For more information on dysautonomia and kids, visit http://www.dynainc.org/dysautonomia
This story is about a fainting goat. Partially written as a safe way to approach Dysautonomia awareness, it is meant to be simple and applicable in many situations. The ending is somewhat open to allow children to add their stories. See the suggested questions and activities that may be used with children to encourage dialogue, deeper thinking and creative solutions.
Max & Paxton
Max is a gray donkey. He is stubbornly protective over his best friend, Paxton. Paxton is a fainting goat. If he gets overly excited or scared, he falls over and looks like he has gone to sleep. Paxton always wakes up shortly after falling over. He knows that sometimes the other animals can be mean and laugh at him. They must not realize how scary it is to faint again and again.
Paxton has fine splotches of short, multicolor fur and sleepy eyes. He and Max live on a farm with all of the usual farm amenities. The farm has plenty of grass, hay, a warm barn and many other animals.

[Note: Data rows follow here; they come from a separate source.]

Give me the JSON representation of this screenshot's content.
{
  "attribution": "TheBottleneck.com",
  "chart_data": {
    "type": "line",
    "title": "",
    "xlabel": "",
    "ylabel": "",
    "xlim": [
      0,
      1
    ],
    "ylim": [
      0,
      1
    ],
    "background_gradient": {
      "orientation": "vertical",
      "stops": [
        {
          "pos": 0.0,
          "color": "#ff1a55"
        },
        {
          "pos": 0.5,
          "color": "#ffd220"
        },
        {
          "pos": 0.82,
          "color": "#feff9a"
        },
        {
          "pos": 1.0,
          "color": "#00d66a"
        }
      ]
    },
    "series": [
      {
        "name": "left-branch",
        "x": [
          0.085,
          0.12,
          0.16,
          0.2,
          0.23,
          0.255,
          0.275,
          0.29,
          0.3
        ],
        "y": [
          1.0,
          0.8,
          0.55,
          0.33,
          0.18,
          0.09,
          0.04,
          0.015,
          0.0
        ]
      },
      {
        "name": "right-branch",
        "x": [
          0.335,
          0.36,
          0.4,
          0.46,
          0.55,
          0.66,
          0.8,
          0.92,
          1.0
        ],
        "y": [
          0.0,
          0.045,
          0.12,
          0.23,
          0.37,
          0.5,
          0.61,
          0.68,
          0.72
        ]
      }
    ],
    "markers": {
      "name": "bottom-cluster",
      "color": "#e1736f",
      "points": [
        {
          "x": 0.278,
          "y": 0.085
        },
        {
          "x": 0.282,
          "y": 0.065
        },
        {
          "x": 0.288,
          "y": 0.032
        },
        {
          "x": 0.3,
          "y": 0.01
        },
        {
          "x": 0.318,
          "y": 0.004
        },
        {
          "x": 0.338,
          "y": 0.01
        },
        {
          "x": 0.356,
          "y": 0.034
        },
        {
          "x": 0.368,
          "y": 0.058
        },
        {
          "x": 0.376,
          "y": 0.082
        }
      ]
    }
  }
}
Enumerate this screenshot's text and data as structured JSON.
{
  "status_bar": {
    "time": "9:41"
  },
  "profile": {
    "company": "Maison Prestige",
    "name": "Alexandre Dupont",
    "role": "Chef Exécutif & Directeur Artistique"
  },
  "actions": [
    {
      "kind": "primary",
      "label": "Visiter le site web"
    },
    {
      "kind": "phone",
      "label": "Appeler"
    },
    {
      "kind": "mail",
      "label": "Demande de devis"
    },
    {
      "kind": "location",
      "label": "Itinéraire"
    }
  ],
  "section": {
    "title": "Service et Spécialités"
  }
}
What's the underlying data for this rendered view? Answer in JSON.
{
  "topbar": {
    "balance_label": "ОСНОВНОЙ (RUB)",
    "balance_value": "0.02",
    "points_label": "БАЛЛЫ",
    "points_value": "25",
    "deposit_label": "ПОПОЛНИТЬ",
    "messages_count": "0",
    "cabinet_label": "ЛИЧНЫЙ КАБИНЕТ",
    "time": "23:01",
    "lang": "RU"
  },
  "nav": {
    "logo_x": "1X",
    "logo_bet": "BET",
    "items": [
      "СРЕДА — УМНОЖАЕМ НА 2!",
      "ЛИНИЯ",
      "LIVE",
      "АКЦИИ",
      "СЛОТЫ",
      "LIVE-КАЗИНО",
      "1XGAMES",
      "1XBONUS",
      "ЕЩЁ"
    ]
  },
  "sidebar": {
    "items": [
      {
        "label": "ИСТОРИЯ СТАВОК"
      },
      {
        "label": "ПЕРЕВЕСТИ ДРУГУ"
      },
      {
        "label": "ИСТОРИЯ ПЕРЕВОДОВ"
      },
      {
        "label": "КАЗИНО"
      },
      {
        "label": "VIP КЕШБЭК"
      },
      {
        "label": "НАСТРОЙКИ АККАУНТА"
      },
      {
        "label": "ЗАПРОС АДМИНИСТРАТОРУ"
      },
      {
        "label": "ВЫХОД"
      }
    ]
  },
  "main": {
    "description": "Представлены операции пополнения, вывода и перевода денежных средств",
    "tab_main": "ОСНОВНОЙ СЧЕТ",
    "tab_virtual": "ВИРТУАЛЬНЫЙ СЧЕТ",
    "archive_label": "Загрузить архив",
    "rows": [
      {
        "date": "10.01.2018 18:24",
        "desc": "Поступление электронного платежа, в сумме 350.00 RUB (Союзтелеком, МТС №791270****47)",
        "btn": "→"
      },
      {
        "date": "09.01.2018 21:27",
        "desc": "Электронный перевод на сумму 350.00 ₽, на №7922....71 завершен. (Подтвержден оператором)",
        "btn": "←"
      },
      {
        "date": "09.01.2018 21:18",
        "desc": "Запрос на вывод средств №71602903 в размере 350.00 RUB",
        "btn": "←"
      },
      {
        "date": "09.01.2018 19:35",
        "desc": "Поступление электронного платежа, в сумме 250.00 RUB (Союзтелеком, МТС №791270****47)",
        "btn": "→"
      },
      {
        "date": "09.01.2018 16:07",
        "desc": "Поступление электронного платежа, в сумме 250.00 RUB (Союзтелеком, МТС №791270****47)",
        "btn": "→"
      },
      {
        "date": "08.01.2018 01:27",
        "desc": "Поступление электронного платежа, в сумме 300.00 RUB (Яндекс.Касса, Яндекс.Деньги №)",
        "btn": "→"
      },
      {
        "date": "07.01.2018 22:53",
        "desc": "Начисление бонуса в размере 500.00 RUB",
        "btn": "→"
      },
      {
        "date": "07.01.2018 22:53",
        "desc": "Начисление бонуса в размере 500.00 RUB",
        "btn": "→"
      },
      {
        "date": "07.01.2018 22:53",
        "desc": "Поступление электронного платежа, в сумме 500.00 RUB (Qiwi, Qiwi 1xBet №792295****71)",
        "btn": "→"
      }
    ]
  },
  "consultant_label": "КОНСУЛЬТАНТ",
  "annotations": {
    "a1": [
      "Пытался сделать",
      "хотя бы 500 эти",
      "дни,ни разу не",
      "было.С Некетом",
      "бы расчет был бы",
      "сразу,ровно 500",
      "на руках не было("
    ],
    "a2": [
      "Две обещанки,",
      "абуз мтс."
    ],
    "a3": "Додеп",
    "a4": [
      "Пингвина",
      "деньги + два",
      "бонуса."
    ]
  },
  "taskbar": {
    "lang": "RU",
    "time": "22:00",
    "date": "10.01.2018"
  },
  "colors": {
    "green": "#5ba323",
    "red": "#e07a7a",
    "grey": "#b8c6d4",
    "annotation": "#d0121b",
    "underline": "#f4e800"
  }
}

When Max trots on all four hooves, Paxton likes to ride along on his back. Paxton loves to jump, and he can get very excited. There is so much that Paxton wants to do. He has so many ideas. But again, Paxton is a fainting goat. This means that sometimes things do not go as planned.
Today, Max needs to go to town to sell some carrots for the farmer. Paxton, who loves to window shop at the market, begs Max to take him. He opens his droopy eyes as wide as he can, “Oooh, oooh, I want to go! Can I ride on your back?”
“No Paxton,” replied Max. “I’m riding the bicycle. Just wait here and I’ll be back in 10 minutes.”
“Ooh, but I want to go with you. Please, please, please,” begged Paxton as he jumped up, down and all around the bicycle.
Max crossed his arms and rolled his eyes, but it was no use against Paxton’s begging. “Paxton, it’s very crowded and noisy at the market. If you had just let me leave 10 minutes ago, I’d already be back.”
“Pleeeeease,” cried Paxton.
“Fine,” answered a reluctant Max, “but you have to sit in the basket with the carrots.”
“Ooh, thank you. I’m so excited,” said Paxton as he leaped in the bicycle basket. Then he passed out from all the excitement, and Max peddled to town.
They arrived at the market and Max began to remove the carrots for sale.
“How much for the lazy goat in the basket?” asked one lady as she pointed to Paxton.
“He’s not lazy and he’s not for sale,” barked Max.
“What a terrible sales-donkey,” mumbled the lady as she walked away.
Max went about his business and sold most of the carrots. Unfortunately, there was one carrot that could not be sold because Paxton drooled on it.
Max peddled back to the farm. Just as the bicycle rolled onto the field, Paxton woke up. “Is it time to go to the market?” asked a foggy Paxton. “I’m so excited. Let’s go. Let’s go!”
Max broke the news to his little friend. “We already went and came back. Maybe you can go next time.”
“Not again,” sighed Paxton as he started gaining his balance in the basket. “What’s this?” he said, pulling out the unsold carrot. Paxton proudly exclaimed “Look Max, I found a carrot for you!” Paxton, fully pleased with himself, handed the carrot to Max.
“Thanks little buddy. It’s a great carrot.”
Questions for Activity/Discussion
- What should Paxton think or do when the other animals laugh at him?
- Why didn’t Max want to take Paxton to the market?
- Why did Max get so mad at the lady at the market?
- What can Paxton do to make sure that he doesn’t get hurt?
- What made the carrot at the end of the story so special?
- Have kids write their own short story about Max and Paxton. Ask them to include some of the other farm animals.